Post-its and pit-stops: how can the humble Post-It help you conquer distraction and get more vital work done?

What did you set out to achieve yesterday? We can wake up each morning with a real focus on what’s most important in life and then find a tide of emails, text messages and voicemails have distracted us from what we really intended to do.

Shame on me, but sometimes a terrible temptation to quickly sit down to check my emails first thing can end up distracting me onto new tasks that I’d not planned on doing. And when I look up at the clock, I end up wondering where so much of the morning has gone?

If I just think about this morning, I got up bright and early only to have two calls before 7AM, one from Australia and another in the UK inviting me to a meeting discuss the challenges of cultural change in banks. At least I said no to the bank meeting as achieving cultural change in banks is a challenge almost on a par with parting the Red Sea.

In this 24/7 ‘always-on’ mobile phone social media world, it’s all too easy to get sucked into a black hole pattern where you seem to work non-stop all day, yet interruptions and distractions – whether self-induced or created by others – prevent you from achieving that action plan in your head.

It sounds simple, but start with writing your action plan down!

If you haven’t written your action plan down, even if only on a post-it note, chances are it is unlikely to get done. You don’t need to publish a multi-page plan in PDF. Putting pen to paper cements your intentions and confirms your priorities. If it’s on that post-it, it needs to get done; if it’s not, maybe it can wait.

We often want to achieve everything, and, especially in the world of business, there do not seem to be enough hours in the day. And you’d be right in thinking that: there aren’t enough hours in the day. Prioritisation, therefore, is key. And the humble Post-It is a great tool to help focus our attention.

Remember to pause

It may be, however, that you aren’t sure what to prioritise.
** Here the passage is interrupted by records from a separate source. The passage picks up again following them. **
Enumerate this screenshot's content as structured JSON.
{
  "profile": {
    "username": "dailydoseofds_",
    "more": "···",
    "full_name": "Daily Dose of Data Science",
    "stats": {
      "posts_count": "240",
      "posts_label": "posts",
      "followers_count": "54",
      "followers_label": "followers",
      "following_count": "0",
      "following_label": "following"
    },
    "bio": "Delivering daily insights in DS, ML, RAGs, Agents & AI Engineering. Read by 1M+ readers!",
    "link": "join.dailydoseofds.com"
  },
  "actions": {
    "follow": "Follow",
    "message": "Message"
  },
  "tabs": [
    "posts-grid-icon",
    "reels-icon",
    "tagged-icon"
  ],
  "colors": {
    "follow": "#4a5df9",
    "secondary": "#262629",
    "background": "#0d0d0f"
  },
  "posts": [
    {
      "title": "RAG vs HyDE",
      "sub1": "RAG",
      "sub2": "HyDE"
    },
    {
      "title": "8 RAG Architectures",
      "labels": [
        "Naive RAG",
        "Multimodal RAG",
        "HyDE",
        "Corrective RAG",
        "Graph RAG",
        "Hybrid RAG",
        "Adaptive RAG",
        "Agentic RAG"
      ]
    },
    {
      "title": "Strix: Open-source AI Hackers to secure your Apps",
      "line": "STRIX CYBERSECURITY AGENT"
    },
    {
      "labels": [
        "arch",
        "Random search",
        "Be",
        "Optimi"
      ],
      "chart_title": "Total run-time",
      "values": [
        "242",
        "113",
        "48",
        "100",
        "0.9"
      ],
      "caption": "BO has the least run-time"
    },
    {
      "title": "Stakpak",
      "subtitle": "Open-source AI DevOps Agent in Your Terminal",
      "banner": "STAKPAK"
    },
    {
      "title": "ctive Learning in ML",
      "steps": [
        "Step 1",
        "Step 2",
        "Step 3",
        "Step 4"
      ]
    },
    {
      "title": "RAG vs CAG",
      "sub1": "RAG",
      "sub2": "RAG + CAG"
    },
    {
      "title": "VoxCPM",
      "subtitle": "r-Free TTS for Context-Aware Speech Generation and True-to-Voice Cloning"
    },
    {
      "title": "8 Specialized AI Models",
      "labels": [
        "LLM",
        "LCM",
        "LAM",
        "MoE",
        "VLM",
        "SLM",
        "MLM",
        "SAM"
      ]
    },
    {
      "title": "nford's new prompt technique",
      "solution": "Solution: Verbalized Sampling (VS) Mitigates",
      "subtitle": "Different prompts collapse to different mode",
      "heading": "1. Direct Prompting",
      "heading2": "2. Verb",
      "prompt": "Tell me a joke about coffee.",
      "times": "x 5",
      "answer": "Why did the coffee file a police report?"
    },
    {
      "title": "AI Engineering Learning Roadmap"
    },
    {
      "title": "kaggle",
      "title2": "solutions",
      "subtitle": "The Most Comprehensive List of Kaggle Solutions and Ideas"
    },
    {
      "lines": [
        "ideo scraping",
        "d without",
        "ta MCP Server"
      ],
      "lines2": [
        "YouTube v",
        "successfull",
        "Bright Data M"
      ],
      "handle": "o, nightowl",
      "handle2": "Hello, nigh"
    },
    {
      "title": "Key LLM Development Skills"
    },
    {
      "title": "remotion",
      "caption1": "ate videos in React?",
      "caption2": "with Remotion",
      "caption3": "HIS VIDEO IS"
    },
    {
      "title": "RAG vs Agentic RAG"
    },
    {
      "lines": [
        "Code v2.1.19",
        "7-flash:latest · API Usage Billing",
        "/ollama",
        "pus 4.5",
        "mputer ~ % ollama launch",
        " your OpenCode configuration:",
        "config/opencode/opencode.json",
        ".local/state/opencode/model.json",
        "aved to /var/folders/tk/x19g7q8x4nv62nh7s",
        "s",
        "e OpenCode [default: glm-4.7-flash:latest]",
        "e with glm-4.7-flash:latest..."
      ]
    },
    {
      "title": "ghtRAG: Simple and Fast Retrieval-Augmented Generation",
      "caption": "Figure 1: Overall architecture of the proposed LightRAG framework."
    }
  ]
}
So, take a brief pit-stop. Our day-to-day life isn’t all that dissimilar from Formula 1 cars looping round the track, but, unlike F1 racing drivers, we often forget to take time to refuel and make minor (or occasionally major) adjustments.

When we are overburdened, our minds are frazzled but there’s still work to be done, we don’t want to stop. Just a few more hours should do the trick, right? But we all know taking a rest will refresh us and will leave us better-equipped to take on the world when we return.

More often than not, we forget, choose not to, or feel guilty when we do take a pit-stop. Yet when we do, we afford ourselves the opportunity to take control over our distractions and re-focus our efforts and energies.

Refuel to refocus

Introducing a pit-stop isn’t just about refuelling in our daily lives. Is there something you don’t like about how your company’s latest deal is going? Or you’re not convinced about the direction in which the business is headed?

Take that pit-stop and listen to your intuitions. The pause gives you space to rest but also to reflect: time to think about those minor adjustments. Do you just need to clean the windshield, change a tyre, or make a larger repair?

Taking the time to prioritise, make an action plan, and write it down is vital to conquering distractions. Remembering to pause, slow down and make any necessary changes not only helps to conquer distractions, but it enables you to re-focus and pinpoint what your priorities are. So take a pit-stop and pull out a post-it: what do you need to get done today?

Designed by: Carne Associates & modified by Dawud Miracle